This doesn't necessarily mean that Northern Ireland would have to institute a "hard border" lined with fixed customs checkpoints. The United Kingdom, European Union and Republic of Ireland could agree to random, mobile checks instead to minimize the amount of disruption experienced by citizens on both sides of the border — a key aim of the governments in Dublin, Belfast and London. But they will have to discuss the issue while trying to settle many others, from the deployment of cross-border police and judicial cooperation to visa arrangements for citizens who live and work on opposite sides of the border, making the process of actually reaching a deal far more complex.

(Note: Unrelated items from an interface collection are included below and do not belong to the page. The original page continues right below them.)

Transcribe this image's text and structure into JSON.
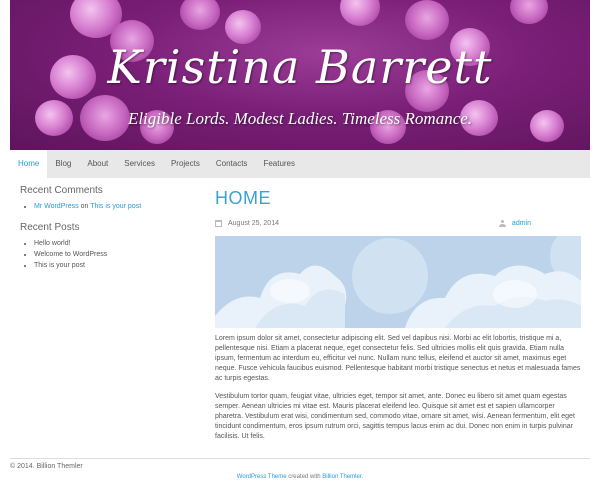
{
  "header": {
    "site_title": "Kristina Barrett",
    "tagline": "Eligible Lords. Modest Ladies. Timeless Romance."
  },
  "nav": {
    "items": [
      "Home",
      "Blog",
      "About",
      "Services",
      "Projects",
      "Contacts",
      "Features"
    ],
    "active": "Home"
  },
  "sidebar": {
    "recent_comments": {
      "title": "Recent Comments",
      "items": [
        {
          "author": "Mr WordPress",
          "connector": "on",
          "post": "This is your post"
        }
      ]
    },
    "recent_posts": {
      "title": "Recent Posts",
      "items": [
        "Hello world!",
        "Welcome to WordPress",
        "This is your post"
      ]
    }
  },
  "main": {
    "page_title": "HOME",
    "date": "August 25, 2014",
    "author": "admin",
    "paragraphs": [
      "Lorem ipsum dolor sit amet, consectetur adipiscing elit. Sed vel dapibus nisi. Morbi ac elit lobortis, tristique mi a, pellentesque nisi. Etiam a placerat neque, eget consectetur felis. Sed ultricies mollis elit quis gravida. Etiam nulla ipsum, fermentum ac interdum eu, efficitur vel nunc. Nullam nunc tellus, eleifend et auctor sit amet, maximus eget neque. Fusce vehicula faucibus euismod. Pellentesque habitant morbi tristique senectus et netus et malesuada fames ac turpis egestas.",
      "Vestibulum tortor quam, feugiat vitae, ultricies eget, tempor sit amet, ante. Donec eu libero sit amet quam egestas semper. Aenean ultricies mi vitae est. Mauris placerat eleifend leo. Quisque sit amet est et sapien ullamcorper pharetra. Vestibulum erat wisi, condimentum sed, commodo vitae, ornare sit amet, wisi. Aenean fermentum, elit eget tincidunt condimentum, eros ipsum rutrum orci, sagittis tempus lacus enim ac dui. Donec non enim in turpis pulvinar facilisis. Ut felis."
    ]
  },
  "footer": {
    "copyright": "© 2014. Billion Themler",
    "credit_link1": "WordPress Theme",
    "credit_mid": " created with ",
    "credit_link2": "Billion Themler",
    "credit_end": "."
  },
  "colors": {
    "banner": "#7a1f77",
    "accent": "#2a9ad8",
    "nav_bg": "#e8e8e8"
  }
}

Meanwhile, the next Belfast government will also have to push London to compensate Northern Ireland for the EU subsidies it will lose after the Brexit is complete. During the last EU budget period from 2007 to 2013, Northern Ireland received nearly 3 billion euros ($3.2 billion) from Brussels. Though the region should continue to get agricultural and development funding from the Continental bloc while the Brexit talks proceed, delaying any financial upset until at least mid-2019, it will have to work out an arrangement with London to provide for Northern Irish farmers down the road.
Violence in Northern Ireland has declined dramatically since the Good Friday Agreement was signed nearly two decades ago, but it hasn't disappeared. Persistent tension between nationalist and unionist movements, compounded by the political and economic problems stemming from the Brexit, could stoke unrest and threaten peace throughout the region. And if Northern Ireland fails to form a government after its March 2 elections, it will only add to the uncertainty on the horizon for the unsettled island nation.